Scrolling feels infinite
Vertical scrolling tends to feel infinite. The page just keeps going. It’s not necessarily a bad thing; it depends on what you want to achieve with your app. For example, CNN’s iPad app uses scrolling for navigation on the home page as well as within each article. Some find that experience overwhelming (the ones enjoying the curated, finite experience), others love it. Huffington Post also uses scrolling. Currently, you can choose between the “NewsGlide” version, which uses horizontal scrolling within each category slider, or the “Classic”, which scrolls vertically. Articles in both versions scroll vertically.
Mixing swiping and scrolling – when it works
But be careful when you mix swiping and scrolling within the same app. In the Orange County Register iPad app (which I helped develop), horizontal scrolling is used for the index page, but each article is swipe based. I think it can work in this instance.
It can also work in apps where you primarily use swipe throughout the app, but if you have to tell a story in a specific way, then you use scrolling. For example, The Daily, which always uses swipe and only horizontally, sometimes use a full page scroll or partial page scroll to show a continuous timeline or alike.
Mixing swiping and scrolling – when it doesn’t work
Other times, mixing doesn’t work well. I personally love the great content in Spin Magazine’s app (still waiting for a great Rolling Stone app), but the navigation confuses me. Some articles have a fixed position photo with a vertical scrollable text area next to it. The scrollable area is so narrow that it makes the article hard to read and seemingly endless. It’s too much work having to keep scrolling. Other articles use vertical swipes instead, making the confusion complete.

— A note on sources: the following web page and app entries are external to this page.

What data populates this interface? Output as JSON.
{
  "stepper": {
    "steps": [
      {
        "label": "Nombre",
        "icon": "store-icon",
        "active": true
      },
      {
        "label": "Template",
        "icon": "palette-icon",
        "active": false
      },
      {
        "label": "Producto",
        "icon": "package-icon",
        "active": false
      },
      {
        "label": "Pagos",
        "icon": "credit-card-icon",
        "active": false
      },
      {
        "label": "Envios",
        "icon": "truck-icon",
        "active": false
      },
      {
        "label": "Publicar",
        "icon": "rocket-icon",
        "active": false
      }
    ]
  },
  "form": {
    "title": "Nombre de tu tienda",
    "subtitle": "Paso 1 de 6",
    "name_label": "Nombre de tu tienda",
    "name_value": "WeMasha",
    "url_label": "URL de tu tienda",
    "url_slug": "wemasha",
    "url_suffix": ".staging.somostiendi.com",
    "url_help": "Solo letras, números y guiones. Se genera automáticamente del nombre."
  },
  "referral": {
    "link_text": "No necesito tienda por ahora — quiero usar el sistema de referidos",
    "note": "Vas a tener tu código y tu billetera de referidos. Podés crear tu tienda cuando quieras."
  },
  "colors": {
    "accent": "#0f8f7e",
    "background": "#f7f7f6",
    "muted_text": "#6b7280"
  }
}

Consistency in navigation is key
The key to success is consistency. Get the reader used to your navigation and stick with it. If you develop your app for both landscape and portrait view, make sure the navigation stays consistent in both views.
Also, make sure to give the user navigational cues, so they know what to expect and how they should advance. This is helpful for common navigation, and it is particularly helpful, if you are occasionally adding enhanced content such as timelines, 360 photos, scratch-offs, etc. Let the readers know how you want them to interact.
For further reading, I encourage you to read “Usability of iPad Apps and Websites” by the Nielsen Norman Group. There are two versions, one from 2010 and one from this summer. They are filled with good info, specific to this topic.
Also, on a related note, check out Josh Clark’s blog. Josh is skeptical about the future of “digital editions.” As he says, ”publishers and designers have to start thinking about content at a more atomic level, not in aggregated issues.” I think there’s great potential in that new line of thinking. But I also think great brands will remain. There’s room for both so to speak. Anyways – that’s a discussion for a different blog post.